Output what the records say, word for word, with no images.

== SUPPLIED RECORDS

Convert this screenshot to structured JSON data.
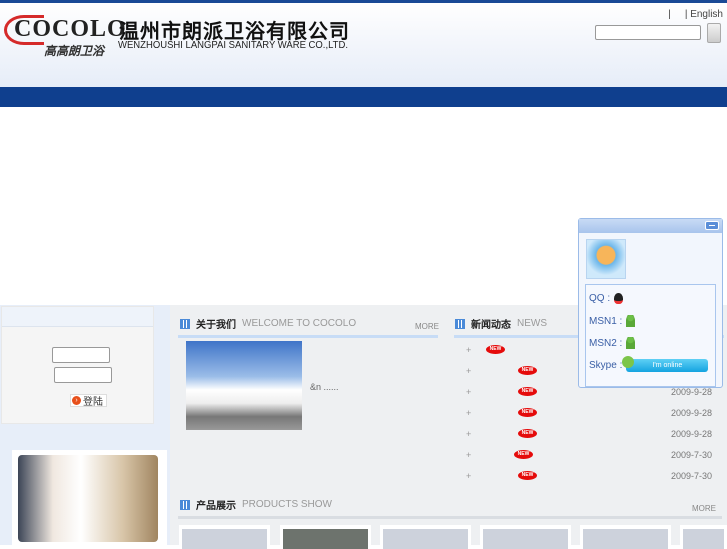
{
  "header": {
    "logo_text": "COCOLO",
    "logo_cn": "高高朗卫浴",
    "company_cn": "温州市朗派卫浴有限公司",
    "company_en": "WENZHOUSHI LANGPAI  SANITARY WARE  CO.,LTD.",
    "links": [
      "|",
      "| English"
    ],
    "search_value": ""
  },
  "login": {
    "button_label": "登陆",
    "username": "",
    "password": ""
  },
  "about": {
    "title_cn": "关于我们",
    "title_en": "WELCOME TO COCOLO",
    "more": "MORE",
    "text": "&n ......"
  },
  "news": {
    "title_cn": "新闻动态",
    "title_en": "NEWS",
    "badge": "NEW",
    "items": [
      {
        "date": ""
      },
      {
        "date": ""
      },
      {
        "date": "2009-9-28"
      },
      {
        "date": "2009-9-28"
      },
      {
        "date": "2009-9-28"
      },
      {
        "date": "2009-7-30"
      },
      {
        "date": "2009-7-30"
      }
    ]
  },
  "products": {
    "title_cn": "产品展示",
    "title_en": "PRODUCTS SHOW",
    "more": "MORE"
  },
  "service": {
    "qq_label": "QQ :",
    "msn1_label": "MSN1 :",
    "msn2_label": "MSN2 :",
    "skype_label": "Skype :",
    "skype_status": "I'm online"
  }
}
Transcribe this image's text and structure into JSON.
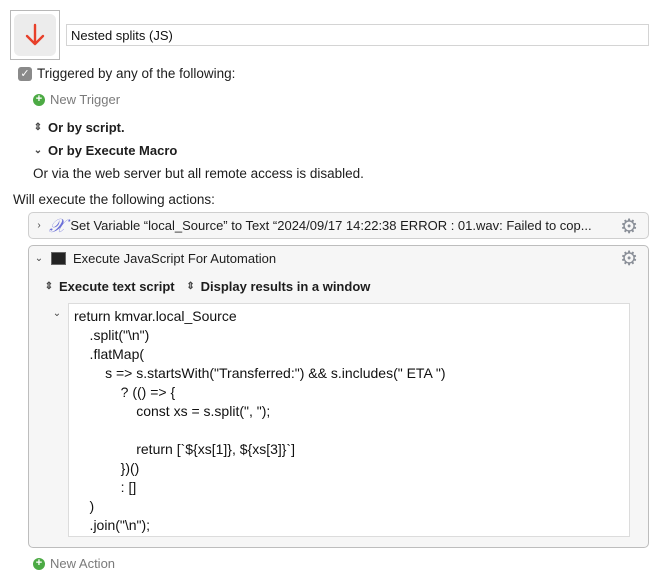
{
  "macro": {
    "icon": "down-arrow-icon",
    "icon_color": "#e8402a",
    "name": "Nested splits (JS)"
  },
  "triggers": {
    "checked": true,
    "label": "Triggered by any of the following:",
    "new_trigger": "New Trigger",
    "or_script": "Or by script.",
    "or_execute_macro": "Or by Execute Macro",
    "web_server": "Or via the web server but all remote access is disabled."
  },
  "actions_label": "Will execute the following actions:",
  "actions": [
    {
      "title": "Set Variable “local_Source” to Text “2024/09/17 14:22:38 ERROR : 01.wav: Failed to cop...",
      "expanded": false,
      "icon": "variable-x-icon"
    },
    {
      "title": "Execute JavaScript For Automation",
      "expanded": true,
      "icon": "terminal-icon",
      "option1": "Execute text script",
      "option2": "Display results in a window",
      "code": [
        "return kmvar.local_Source",
        "    .split(\"\\n\")",
        "    .flatMap(",
        "        s => s.startsWith(\"Transferred:\") && s.includes(\" ETA \")",
        "            ? (() => {",
        "                const xs = s.split(\", \");",
        "",
        "                return [`${xs[1]}, ${xs[3]}`]",
        "            })()",
        "            : []",
        "    )",
        "    .join(\"\\n\");"
      ]
    }
  ],
  "new_action": "New Action"
}
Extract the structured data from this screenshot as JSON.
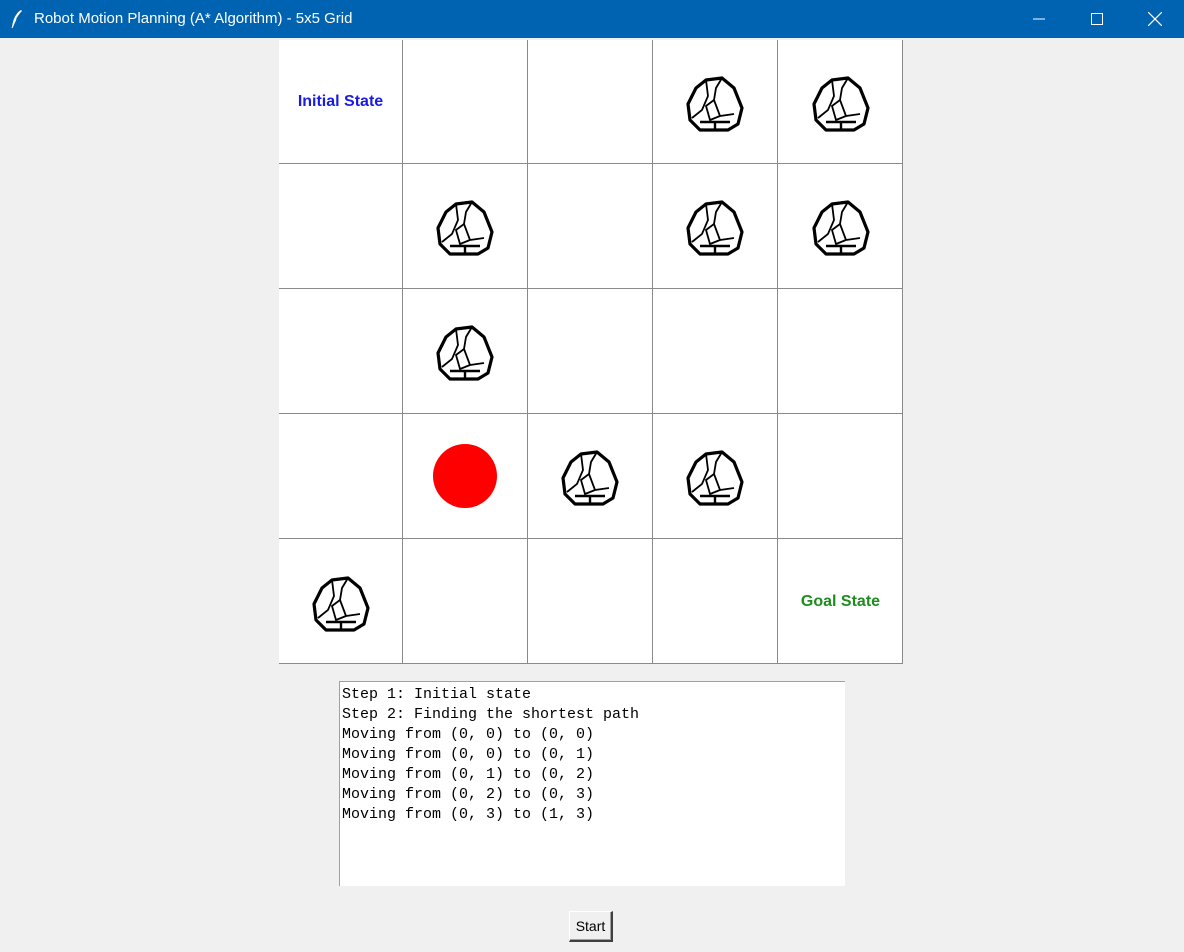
{
  "window": {
    "title": "Robot Motion Planning (A* Algorithm) - 5x5 Grid"
  },
  "grid": {
    "rows": 5,
    "cols": 5,
    "initial_label": "Initial State",
    "goal_label": "Goal State",
    "cells": [
      [
        "label-initial",
        "empty",
        "empty",
        "rock",
        "rock"
      ],
      [
        "empty",
        "rock",
        "empty",
        "rock",
        "rock"
      ],
      [
        "empty",
        "rock",
        "empty",
        "empty",
        "empty"
      ],
      [
        "empty",
        "robot",
        "rock",
        "rock",
        "empty"
      ],
      [
        "rock",
        "empty",
        "empty",
        "empty",
        "label-goal"
      ]
    ],
    "colors": {
      "initial_label": "#1a1ae6",
      "goal_label": "#1e8c1e",
      "robot": "#ff0000"
    }
  },
  "log": {
    "lines": [
      "Step 1: Initial state",
      "Step 2: Finding the shortest path",
      "Moving from (0, 0) to (0, 0)",
      "Moving from (0, 0) to (0, 1)",
      "Moving from (0, 1) to (0, 2)",
      "Moving from (0, 2) to (0, 3)",
      "Moving from (0, 3) to (1, 3)"
    ]
  },
  "controls": {
    "start_label": "Start"
  },
  "icons": {
    "app": "feather-icon",
    "obstacle": "rock-icon",
    "robot": "robot-marker"
  }
}
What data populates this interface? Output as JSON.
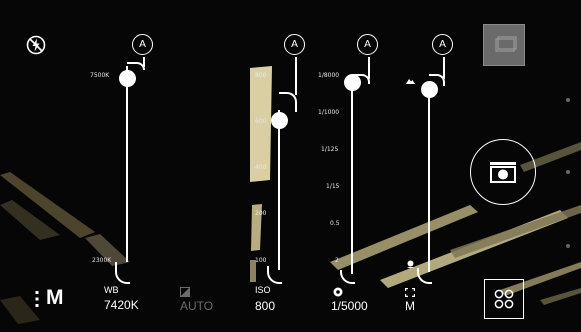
{
  "flash": {
    "icon": "flash-off-icon"
  },
  "mode": {
    "label": "M",
    "menu_icon": "more-vertical-icon"
  },
  "sliders": {
    "wb": {
      "auto_label": "A",
      "tick_top": "7500K",
      "tick_bottom": "2300K",
      "label": "WB",
      "value": "7420K"
    },
    "exposure": {
      "icon": "exposure-icon",
      "value": "AUTO"
    },
    "iso": {
      "auto_label": "A",
      "ticks": [
        "800",
        "600",
        "400",
        "200",
        "100"
      ],
      "label": "ISO",
      "value": "800"
    },
    "shutter": {
      "auto_label": "A",
      "ticks": [
        "1/8000",
        "1/1000",
        "1/125",
        "1/15",
        "0.5",
        "2"
      ],
      "icon": "aperture-icon",
      "value": "1/5000"
    },
    "focus": {
      "auto_label": "A",
      "top_icon": "mountain-icon",
      "bottom_icon": "flower-icon",
      "label_icon": "focus-frame-icon",
      "value": "M"
    }
  },
  "right_panel": {
    "gallery_icon": "gallery-thumbnail-icon",
    "shutter_icon": "camera-icon",
    "modes_icon": "grid-modes-icon"
  },
  "colors": {
    "foreground": "#ffffff",
    "disabled": "#6b6b6b",
    "thumbnail": "#6a6a6a"
  }
}
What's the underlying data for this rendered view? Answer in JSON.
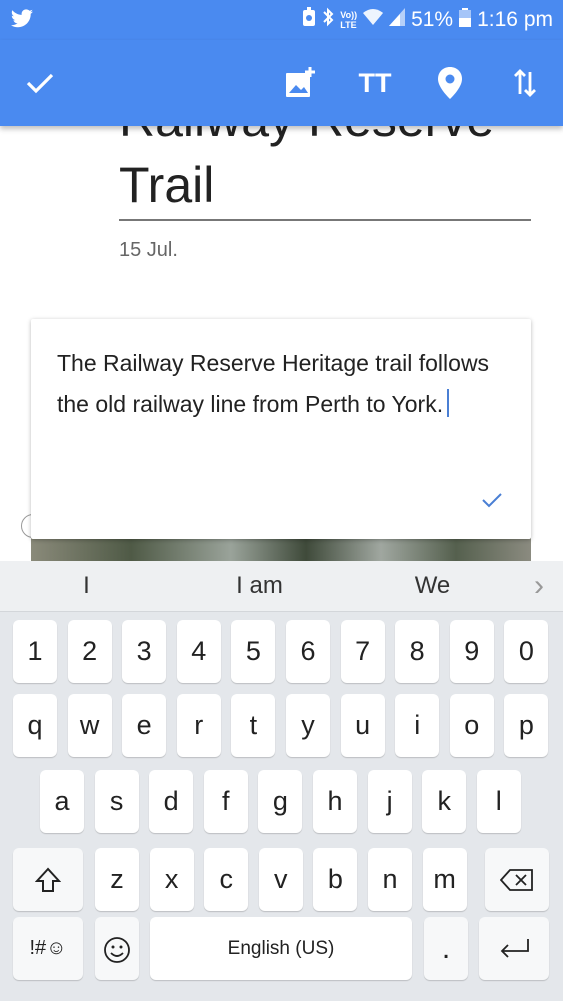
{
  "status_bar": {
    "battery": "51%",
    "time": "1:16 pm",
    "network": "LTE",
    "network_small": "Vo))",
    "icons": [
      "twitter-icon",
      "data-saver-icon",
      "bluetooth-icon",
      "volte-icon",
      "wifi-icon",
      "signal-icon",
      "battery-icon"
    ]
  },
  "toolbar": {
    "icons": [
      "check-icon",
      "add-image-icon",
      "text-format-icon",
      "location-pin-icon",
      "sort-icon"
    ],
    "text_format_glyph": "TT"
  },
  "note": {
    "title_line1": "Railway Reserve",
    "title_line2": "Trail",
    "date": "15 Jul.",
    "paragraph": "The Railway Reserve Heritage trail follows the old railway line from Perth to York."
  },
  "keyboard": {
    "suggestions": [
      "I",
      "I am",
      "We"
    ],
    "suggestion_more_glyph": "›",
    "number_row": [
      "1",
      "2",
      "3",
      "4",
      "5",
      "6",
      "7",
      "8",
      "9",
      "0"
    ],
    "row1": [
      "q",
      "w",
      "e",
      "r",
      "t",
      "y",
      "u",
      "i",
      "o",
      "p"
    ],
    "row2": [
      "a",
      "s",
      "d",
      "f",
      "g",
      "h",
      "j",
      "k",
      "l"
    ],
    "row3": [
      "z",
      "x",
      "c",
      "v",
      "b",
      "n",
      "m"
    ],
    "symbols_label": "!#☺",
    "space_label": "English (US)",
    "period_label": "."
  },
  "colors": {
    "accent": "#4a8af0",
    "check_blue": "#4a7fd4",
    "keyboard_bg": "#e4e7eb"
  }
}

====

[RESPONSE AREA]
Convert this screenshot to structured JSON data.
{
  "header": {
    "logo_text": "COCOLO",
    "logo_cn": "高高朗卫浴",
    "company_cn": "温州市朗派卫浴有限公司",
    "company_en": "WENZHOUSHI LANGPAI  SANITARY WARE  CO.,LTD.",
    "links": [
      "|",
      "| English"
    ],
    "search_value": ""
  },
  "login": {
    "button_label": "登陆",
    "username": "",
    "password": ""
  },
  "about": {
    "title_cn": "关于我们",
    "title_en": "WELCOME TO COCOLO",
    "more": "MORE",
    "text": "&n ......"
  },
  "news": {
    "title_cn": "新闻动态",
    "title_en": "NEWS",
    "badge": "NEW",
    "items": [
      {
        "date": ""
      },
      {
        "date": ""
      },
      {
        "date": "2009-9-28"
      },
      {
        "date": "2009-9-28"
      },
      {
        "date": "2009-9-28"
      },
      {
        "date": "2009-7-30"
      },
      {
        "date": "2009-7-30"
      }
    ]
  },
  "products": {
    "title_cn": "产品展示",
    "title_en": "PRODUCTS SHOW",
    "more": "MORE"
  },
  "service": {
    "qq_label": "QQ :",
    "msn1_label": "MSN1 :",
    "msn2_label": "MSN2 :",
    "skype_label": "Skype :",
    "skype_status": "I'm online"
  }
}
Transcribe this image's text and structure into JSON.
{
  "macro": {
    "icon": "down-arrow-icon",
    "icon_color": "#e8402a",
    "name": "Nested splits (JS)"
  },
  "triggers": {
    "checked": true,
    "label": "Triggered by any of the following:",
    "new_trigger": "New Trigger",
    "or_script": "Or by script.",
    "or_execute_macro": "Or by Execute Macro",
    "web_server": "Or via the web server but all remote access is disabled."
  },
  "actions_label": "Will execute the following actions:",
  "actions": [
    {
      "title": "Set Variable “local_Source” to Text “2024/09/17 14:22:38 ERROR : 01.wav: Failed to cop...",
      "expanded": false,
      "icon": "variable-x-icon"
    },
    {
      "title": "Execute JavaScript For Automation",
      "expanded": true,
      "icon": "terminal-icon",
      "option1": "Execute text script",
      "option2": "Display results in a window",
      "code": [
        "return kmvar.local_Source",
        "    .split(\"\\n\")",
        "    .flatMap(",
        "        s => s.startsWith(\"Transferred:\") && s.includes(\" ETA \")",
        "            ? (() => {",
        "                const xs = s.split(\", \");",
        "",
        "                return [`${xs[1]}, ${xs[3]}`]",
        "            })()",
        "            : []",
        "    )",
        "    .join(\"\\n\");"
      ]
    }
  ],
  "new_action": "New Action"
}
Extract the structured data from this screenshot as JSON.
{
  "window": {
    "title": "Robot Motion Planning (A* Algorithm) - 5x5 Grid"
  },
  "grid": {
    "rows": 5,
    "cols": 5,
    "initial_label": "Initial State",
    "goal_label": "Goal State",
    "cells": [
      [
        "label-initial",
        "empty",
        "empty",
        "rock",
        "rock"
      ],
      [
        "empty",
        "rock",
        "empty",
        "rock",
        "rock"
      ],
      [
        "empty",
        "rock",
        "empty",
        "empty",
        "empty"
      ],
      [
        "empty",
        "robot",
        "rock",
        "rock",
        "empty"
      ],
      [
        "rock",
        "empty",
        "empty",
        "empty",
        "label-goal"
      ]
    ],
    "colors": {
      "initial_label": "#1a1ae6",
      "goal_label": "#1e8c1e",
      "robot": "#ff0000"
    }
  },
  "log": {
    "lines": [
      "Step 1: Initial state",
      "Step 2: Finding the shortest path",
      "Moving from (0, 0) to (0, 0)",
      "Moving from (0, 0) to (0, 1)",
      "Moving from (0, 1) to (0, 2)",
      "Moving from (0, 2) to (0, 3)",
      "Moving from (0, 3) to (1, 3)"
    ]
  },
  "controls": {
    "start_label": "Start"
  },
  "icons": {
    "app": "feather-icon",
    "obstacle": "rock-icon",
    "robot": "robot-marker"
  }
}
What data populates this interface? Output as JSON.
{
  "flash": {
    "icon": "flash-off-icon"
  },
  "mode": {
    "label": "M",
    "menu_icon": "more-vertical-icon"
  },
  "sliders": {
    "wb": {
      "auto_label": "A",
      "tick_top": "7500K",
      "tick_bottom": "2300K",
      "label": "WB",
      "value": "7420K"
    },
    "exposure": {
      "icon": "exposure-icon",
      "value": "AUTO"
    },
    "iso": {
      "auto_label": "A",
      "ticks": [
        "800",
        "600",
        "400",
        "200",
        "100"
      ],
      "label": "ISO",
      "value": "800"
    },
    "shutter": {
      "auto_label": "A",
      "ticks": [
        "1/8000",
        "1/1000",
        "1/125",
        "1/15",
        "0.5",
        "2"
      ],
      "icon": "aperture-icon",
      "value": "1/5000"
    },
    "focus": {
      "auto_label": "A",
      "top_icon": "mountain-icon",
      "bottom_icon": "flower-icon",
      "label_icon": "focus-frame-icon",
      "value": "M"
    }
  },
  "right_panel": {
    "gallery_icon": "gallery-thumbnail-icon",
    "shutter_icon": "camera-icon",
    "modes_icon": "grid-modes-icon"
  },
  "colors": {
    "foreground": "#ffffff",
    "disabled": "#6b6b6b",
    "thumbnail": "#6a6a6a"
  }
}
What's the underlying data for this rendered view? Answer in JSON.
{
  "status_bar": {
    "battery": "51%",
    "time": "1:16 pm",
    "network": "LTE",
    "network_small": "Vo))",
    "icons": [
      "twitter-icon",
      "data-saver-icon",
      "bluetooth-icon",
      "volte-icon",
      "wifi-icon",
      "signal-icon",
      "battery-icon"
    ]
  },
  "toolbar": {
    "icons": [
      "check-icon",
      "add-image-icon",
      "text-format-icon",
      "location-pin-icon",
      "sort-icon"
    ],
    "text_format_glyph": "TT"
  },
  "note": {
    "title_line1": "Railway Reserve",
    "title_line2": "Trail",
    "date": "15 Jul.",
    "paragraph": "The Railway Reserve Heritage trail follows the old railway line from Perth to York."
  },
  "keyboard": {
    "suggestions": [
      "I",
      "I am",
      "We"
    ],
    "suggestion_more_glyph": "›",
    "number_row": [
      "1",
      "2",
      "3",
      "4",
      "5",
      "6",
      "7",
      "8",
      "9",
      "0"
    ],
    "row1": [
      "q",
      "w",
      "e",
      "r",
      "t",
      "y",
      "u",
      "i",
      "o",
      "p"
    ],
    "row2": [
      "a",
      "s",
      "d",
      "f",
      "g",
      "h",
      "j",
      "k",
      "l"
    ],
    "row3": [
      "z",
      "x",
      "c",
      "v",
      "b",
      "n",
      "m"
    ],
    "symbols_label": "!#☺",
    "space_label": "English (US)",
    "period_label": "."
  },
  "colors": {
    "accent": "#4a8af0",
    "check_blue": "#4a7fd4",
    "keyboard_bg": "#e4e7eb"
  }
}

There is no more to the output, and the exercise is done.